Regional Reviews: Phoenix
Based on the 2005 independent film and the true story that inspired that movie, Kinky Boots tells the story of two very different men in England. Charlie and Simon (aka drag queen Lola) may be almost exact opposites, but when they realize they come from similar small England towns and backgrounds they put aside their differences to form a partnership for a common cause in order to save Charlie's family-owned shoemaking business. They decide to stop production of the company's men's shoe line, which isn't selling and is forcing the business into bankruptcy, and, hoping to tap into an underserved niche market, start production of a line of kinky boots, the type of outrageous footwear a drag queen extraordinaire like Lola knows intimately.
Under a tight deadline, personalities clash and tensions mount as Charlie and Lola attempt to work together and create the right style of fetish footwear in time to make it to the big shoe show in Milan and save the business.
While the plot is somewhat simple and there are a couple of contrived moments, Lauper's infectious score and Harvey Fierstein's colorful and succinct book make this a musical that is both fun and even sometimes dramatic in the unpredictable way it gets to its upbeat and energetic ending. The duo have also baked into the show some beautiful messages about how getting to know people who are different from oneself can end up changing people's minds and their views on things, as well as the importance of self-worth and acceptance.

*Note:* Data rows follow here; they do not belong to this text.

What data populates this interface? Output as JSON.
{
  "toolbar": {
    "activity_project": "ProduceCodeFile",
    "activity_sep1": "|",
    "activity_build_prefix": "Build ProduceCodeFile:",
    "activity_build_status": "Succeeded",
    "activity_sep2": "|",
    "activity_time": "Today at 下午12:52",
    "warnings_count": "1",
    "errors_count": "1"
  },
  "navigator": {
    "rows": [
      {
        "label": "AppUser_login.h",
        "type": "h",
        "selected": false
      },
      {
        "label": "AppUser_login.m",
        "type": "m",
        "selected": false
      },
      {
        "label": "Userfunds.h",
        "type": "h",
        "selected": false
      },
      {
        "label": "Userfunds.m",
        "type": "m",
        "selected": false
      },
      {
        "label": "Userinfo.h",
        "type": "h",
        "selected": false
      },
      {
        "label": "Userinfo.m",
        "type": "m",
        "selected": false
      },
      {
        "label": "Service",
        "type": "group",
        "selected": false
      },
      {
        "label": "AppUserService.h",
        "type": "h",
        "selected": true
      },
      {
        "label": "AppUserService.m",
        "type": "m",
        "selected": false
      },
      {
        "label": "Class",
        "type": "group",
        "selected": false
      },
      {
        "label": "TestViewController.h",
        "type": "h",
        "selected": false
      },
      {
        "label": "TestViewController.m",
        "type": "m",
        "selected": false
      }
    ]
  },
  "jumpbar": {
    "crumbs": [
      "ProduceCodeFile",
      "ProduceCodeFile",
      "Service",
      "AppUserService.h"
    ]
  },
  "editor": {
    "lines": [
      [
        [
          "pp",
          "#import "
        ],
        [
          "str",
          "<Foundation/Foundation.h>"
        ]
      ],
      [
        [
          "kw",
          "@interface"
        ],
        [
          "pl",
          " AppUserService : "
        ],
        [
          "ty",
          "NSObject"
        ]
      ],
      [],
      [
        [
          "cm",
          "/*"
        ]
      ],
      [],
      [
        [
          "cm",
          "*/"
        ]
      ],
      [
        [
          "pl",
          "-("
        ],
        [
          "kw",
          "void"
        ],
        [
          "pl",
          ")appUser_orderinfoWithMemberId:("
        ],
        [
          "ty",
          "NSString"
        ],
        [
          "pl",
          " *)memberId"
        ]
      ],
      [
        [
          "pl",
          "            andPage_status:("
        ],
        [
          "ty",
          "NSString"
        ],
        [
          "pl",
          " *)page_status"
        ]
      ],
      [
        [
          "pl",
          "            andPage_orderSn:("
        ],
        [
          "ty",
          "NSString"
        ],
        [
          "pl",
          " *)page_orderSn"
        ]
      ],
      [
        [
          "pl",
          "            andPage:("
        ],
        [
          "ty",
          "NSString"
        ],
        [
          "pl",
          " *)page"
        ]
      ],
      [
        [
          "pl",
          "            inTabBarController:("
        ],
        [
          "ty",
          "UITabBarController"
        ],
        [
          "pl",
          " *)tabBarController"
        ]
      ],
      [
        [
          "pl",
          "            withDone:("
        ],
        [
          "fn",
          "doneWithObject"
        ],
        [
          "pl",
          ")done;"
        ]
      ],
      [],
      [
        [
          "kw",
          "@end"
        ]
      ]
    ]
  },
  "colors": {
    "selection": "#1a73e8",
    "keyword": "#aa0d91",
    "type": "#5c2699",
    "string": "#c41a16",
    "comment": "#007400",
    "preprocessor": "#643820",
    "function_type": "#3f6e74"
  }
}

Lauper won the Tony for her score and it is a rich collection of beautiful ballads and upbeat anthems that are filled with infectious beats and hooks that you'll most likely be humming for days. With so many stand out tunes it's hard to believe this is her first Broadway composition. Fierstein's book, like Lauper's lyrics, has humor and heart and delivers many nicely shaded characters.
The creative team for this tour includes DB Bonds and Rusty Mowery who are associates on the Broadway production and who have flawlessly recreated Jerry Mitchell's impressive Tony-nominated original direction and Tony-winning choreography, respectively. While this touring production does eliminate the two younger versions of Charlie and Simon that originally appeared in the opening number of the show, and David Rockwell's set design, which recreates a beautiful factory setting, is slightly reduced (assumedly in order to make traveling from city to city on the tour better), the rest of the production elements are top notch and on par with the original Broadway production. The bright and inventive costumes of Gregg Barnes, which include an assortment of sensational boot designs, are accented by superb hair designs and make up from Josh Marquette and Brian Strumwasser. Kenneth Posner won the Tony for his evocative, colorful and lush lighting as did John Shivers for his crisp and clear sound design, which are both reproduced here effectively.
The cast all deliver well nuanced and realistic portrayals of these lovable characters. Lola is the flashier of the two lead roles and Jos N. Banks does well with a powerful voice and solid stage presence in delivering a larger than life performance of Lola while also providing some nice quieter moments when he's out of drag as the shy and nervous Simon. Lance Bordelon is superb as Charlie, even better than the other two men I've seen play this role on Broadway and in the first national tour. Bordelon provides an exquisite range of emotions, from frustration and confusion to complete joy and adulation. He instills the role with so much naturalness that the slightly clunky script moments where he and Lola first meet and the confrontation the two have in the second act don't come across as out of sorts as they did when I saw this show before. Bordelon's singing voice is also sensational. Together Banks and Bordelon create a winning duo that comes across as the natural result of the unique and realistic friendship that you'd imagine would be formed between a somewhat conservative straight man and a drag queen.
In smaller supporting parts, Sydney Patrick is a hoot as factory worker Lauren who finds she has a crush on Charlie, and Adam du Plessis makes the rugged factory worker Don, who has an issue with Lola and people who aren't "normal," both funny and touching. Fierstein's book gives the role of Don a few moments to grow as a character and du Plessis does well in portraying this man who changes over the course of the show. John Anker Bow gets a few nice moments to shine as the factory foreman George and Hayley Lampart does well as Charlie's girlfriend Nicola. The entire ensemble provide realistic portrayals of factory workers, and the six men who play Lola's Angels, who perform at the club with her, are not only extremely hardworking but also incredibly talented in their athletic and dancing abilities.
I believe the reason that Kinky Boots has become an audience favorite and such a crowd pleaser of a show is because it presents two vastly different men who come to the realization that they aren't so different after all and that they need each other to succeed. That powerful and simple message is something audiences can immediately connect to and learn from. Watching this group of characters overcome their obstacles to find success is the reason this show is such a simple joy to watch and be pulled into.
With an excellent cast, the second national tour of this Tony Winning Best Musical is both charming and humorous but also incredibly heartwarming.
Kinky Boots, through February 18th, 2018, at the Orpheum Theatre, at 203 W Adams Street, Phoenix AZ. Information on this show and upcoming Broadway at the Orpheum shows can be found at theaterleague.com/phoenix/. More information on the tour can be found at kinkybootsthetour.com.
Music and Lyrics: Cyndi Lauper